Segment Open
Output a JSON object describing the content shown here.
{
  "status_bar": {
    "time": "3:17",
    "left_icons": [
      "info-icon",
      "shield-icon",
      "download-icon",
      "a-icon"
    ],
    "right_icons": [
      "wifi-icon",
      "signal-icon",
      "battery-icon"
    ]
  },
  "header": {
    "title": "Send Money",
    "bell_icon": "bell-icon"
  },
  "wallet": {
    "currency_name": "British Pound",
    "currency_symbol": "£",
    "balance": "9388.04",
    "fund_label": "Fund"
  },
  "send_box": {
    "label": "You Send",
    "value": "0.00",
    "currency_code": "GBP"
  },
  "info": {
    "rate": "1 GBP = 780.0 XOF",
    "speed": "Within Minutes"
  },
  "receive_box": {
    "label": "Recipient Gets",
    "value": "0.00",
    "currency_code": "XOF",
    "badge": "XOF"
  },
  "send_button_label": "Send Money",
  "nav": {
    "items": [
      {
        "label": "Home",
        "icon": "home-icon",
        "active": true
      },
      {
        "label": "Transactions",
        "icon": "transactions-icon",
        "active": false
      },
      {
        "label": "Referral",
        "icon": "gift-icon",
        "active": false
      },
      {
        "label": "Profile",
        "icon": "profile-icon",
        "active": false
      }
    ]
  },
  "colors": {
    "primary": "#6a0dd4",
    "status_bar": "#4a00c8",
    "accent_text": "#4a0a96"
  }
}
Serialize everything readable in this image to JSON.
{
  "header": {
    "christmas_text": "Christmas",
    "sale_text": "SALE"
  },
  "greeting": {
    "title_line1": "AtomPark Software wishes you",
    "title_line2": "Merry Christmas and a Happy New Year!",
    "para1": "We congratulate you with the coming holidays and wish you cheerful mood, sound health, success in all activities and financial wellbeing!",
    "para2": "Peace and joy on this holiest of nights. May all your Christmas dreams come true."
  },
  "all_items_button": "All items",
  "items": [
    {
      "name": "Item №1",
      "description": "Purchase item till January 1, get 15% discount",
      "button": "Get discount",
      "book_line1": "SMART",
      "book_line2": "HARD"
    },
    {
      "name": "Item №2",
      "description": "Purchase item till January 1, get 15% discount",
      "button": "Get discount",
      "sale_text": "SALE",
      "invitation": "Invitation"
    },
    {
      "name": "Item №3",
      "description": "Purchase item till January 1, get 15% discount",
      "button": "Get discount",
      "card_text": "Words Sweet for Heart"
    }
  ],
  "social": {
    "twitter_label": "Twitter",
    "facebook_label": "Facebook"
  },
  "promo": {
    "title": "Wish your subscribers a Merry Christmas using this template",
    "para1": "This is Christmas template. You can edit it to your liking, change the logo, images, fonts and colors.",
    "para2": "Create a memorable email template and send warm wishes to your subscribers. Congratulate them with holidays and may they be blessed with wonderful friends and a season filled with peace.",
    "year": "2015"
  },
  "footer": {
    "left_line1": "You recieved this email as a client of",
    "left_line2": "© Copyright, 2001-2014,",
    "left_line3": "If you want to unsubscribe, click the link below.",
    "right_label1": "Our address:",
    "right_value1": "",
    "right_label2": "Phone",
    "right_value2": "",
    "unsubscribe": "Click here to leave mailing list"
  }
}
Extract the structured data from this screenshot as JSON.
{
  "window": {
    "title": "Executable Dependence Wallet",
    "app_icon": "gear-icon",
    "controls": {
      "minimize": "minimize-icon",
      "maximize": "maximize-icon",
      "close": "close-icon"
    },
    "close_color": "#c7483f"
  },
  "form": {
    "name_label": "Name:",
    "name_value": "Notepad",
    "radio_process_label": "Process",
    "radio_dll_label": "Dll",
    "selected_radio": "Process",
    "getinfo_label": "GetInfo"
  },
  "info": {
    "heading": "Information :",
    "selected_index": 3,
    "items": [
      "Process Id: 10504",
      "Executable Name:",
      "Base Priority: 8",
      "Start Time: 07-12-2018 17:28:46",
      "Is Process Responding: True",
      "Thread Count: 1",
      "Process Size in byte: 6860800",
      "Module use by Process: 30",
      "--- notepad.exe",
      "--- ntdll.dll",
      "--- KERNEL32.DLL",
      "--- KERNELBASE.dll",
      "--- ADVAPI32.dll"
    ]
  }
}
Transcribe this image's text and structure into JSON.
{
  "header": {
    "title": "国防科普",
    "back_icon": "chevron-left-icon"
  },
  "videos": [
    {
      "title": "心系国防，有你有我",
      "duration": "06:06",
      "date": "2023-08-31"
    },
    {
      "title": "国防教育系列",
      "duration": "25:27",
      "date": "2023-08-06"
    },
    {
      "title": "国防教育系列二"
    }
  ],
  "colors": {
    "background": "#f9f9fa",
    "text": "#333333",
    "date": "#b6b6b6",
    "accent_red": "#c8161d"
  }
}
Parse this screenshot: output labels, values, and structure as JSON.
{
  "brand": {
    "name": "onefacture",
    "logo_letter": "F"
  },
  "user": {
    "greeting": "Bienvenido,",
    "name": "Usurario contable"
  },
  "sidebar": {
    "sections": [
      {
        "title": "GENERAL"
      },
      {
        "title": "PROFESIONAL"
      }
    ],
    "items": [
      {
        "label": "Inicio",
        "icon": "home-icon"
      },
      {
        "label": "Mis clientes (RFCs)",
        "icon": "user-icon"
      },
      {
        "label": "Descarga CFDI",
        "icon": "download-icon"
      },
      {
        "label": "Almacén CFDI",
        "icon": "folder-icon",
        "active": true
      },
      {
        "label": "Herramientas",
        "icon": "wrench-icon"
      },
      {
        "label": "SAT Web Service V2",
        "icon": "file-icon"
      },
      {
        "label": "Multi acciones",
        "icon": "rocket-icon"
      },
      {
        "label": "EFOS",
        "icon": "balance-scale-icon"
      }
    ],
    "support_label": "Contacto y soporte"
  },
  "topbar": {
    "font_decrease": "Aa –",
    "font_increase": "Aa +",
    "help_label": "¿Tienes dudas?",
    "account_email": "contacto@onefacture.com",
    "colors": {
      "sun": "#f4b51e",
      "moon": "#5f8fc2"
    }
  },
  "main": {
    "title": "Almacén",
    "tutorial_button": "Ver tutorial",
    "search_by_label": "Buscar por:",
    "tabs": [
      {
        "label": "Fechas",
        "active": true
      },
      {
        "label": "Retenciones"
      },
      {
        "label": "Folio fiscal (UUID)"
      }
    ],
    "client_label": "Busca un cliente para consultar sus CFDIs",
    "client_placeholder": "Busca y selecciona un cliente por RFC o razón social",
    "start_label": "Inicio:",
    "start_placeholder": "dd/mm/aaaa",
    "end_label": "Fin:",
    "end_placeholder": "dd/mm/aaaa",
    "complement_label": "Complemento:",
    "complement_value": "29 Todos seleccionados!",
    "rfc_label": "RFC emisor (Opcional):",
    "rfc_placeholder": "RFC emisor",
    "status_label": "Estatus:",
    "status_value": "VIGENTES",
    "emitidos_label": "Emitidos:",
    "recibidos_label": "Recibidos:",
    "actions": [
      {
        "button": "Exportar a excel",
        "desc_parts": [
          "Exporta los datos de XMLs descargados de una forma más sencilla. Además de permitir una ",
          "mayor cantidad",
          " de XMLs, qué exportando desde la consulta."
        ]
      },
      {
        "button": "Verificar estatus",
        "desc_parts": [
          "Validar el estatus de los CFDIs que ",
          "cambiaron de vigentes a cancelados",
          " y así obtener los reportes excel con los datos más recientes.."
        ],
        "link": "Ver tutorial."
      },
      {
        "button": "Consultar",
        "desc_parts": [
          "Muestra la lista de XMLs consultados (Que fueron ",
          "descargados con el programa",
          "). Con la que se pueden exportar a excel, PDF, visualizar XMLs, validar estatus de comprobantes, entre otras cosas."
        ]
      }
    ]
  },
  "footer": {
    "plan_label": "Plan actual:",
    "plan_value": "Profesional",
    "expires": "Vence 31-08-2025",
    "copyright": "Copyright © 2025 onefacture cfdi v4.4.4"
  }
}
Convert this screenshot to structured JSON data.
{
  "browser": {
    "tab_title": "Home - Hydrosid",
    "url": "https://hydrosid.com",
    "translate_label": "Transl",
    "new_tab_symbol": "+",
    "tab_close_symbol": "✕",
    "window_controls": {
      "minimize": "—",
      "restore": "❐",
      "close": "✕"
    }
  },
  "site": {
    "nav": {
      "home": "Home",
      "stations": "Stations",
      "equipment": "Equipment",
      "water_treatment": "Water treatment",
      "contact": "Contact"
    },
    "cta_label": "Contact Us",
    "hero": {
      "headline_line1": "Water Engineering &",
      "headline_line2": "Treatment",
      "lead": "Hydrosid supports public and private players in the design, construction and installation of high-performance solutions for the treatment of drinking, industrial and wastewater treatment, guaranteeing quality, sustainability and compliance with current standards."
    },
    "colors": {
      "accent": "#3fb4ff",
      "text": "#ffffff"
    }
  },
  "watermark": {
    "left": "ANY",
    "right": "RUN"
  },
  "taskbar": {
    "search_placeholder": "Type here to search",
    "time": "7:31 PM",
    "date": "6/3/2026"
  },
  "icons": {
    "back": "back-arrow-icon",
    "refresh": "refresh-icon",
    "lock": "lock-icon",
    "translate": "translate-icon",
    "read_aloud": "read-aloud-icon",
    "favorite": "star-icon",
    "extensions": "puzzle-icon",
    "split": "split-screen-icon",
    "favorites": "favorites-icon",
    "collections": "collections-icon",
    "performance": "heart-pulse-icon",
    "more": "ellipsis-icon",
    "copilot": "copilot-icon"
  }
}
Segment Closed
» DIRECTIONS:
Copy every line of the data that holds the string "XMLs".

» YOUR RESPONSE:
          "Exporta los datos de XMLs descargados de una forma más sencilla. Además de permitir una ",
          " de XMLs, qué exportando desde la consulta."
          "Muestra la lista de XMLs consultados (Que fueron ",
          "). Con la que se pueden exportar a excel, PDF, visualizar XMLs, validar estatus de comprobantes, entre otras cosas."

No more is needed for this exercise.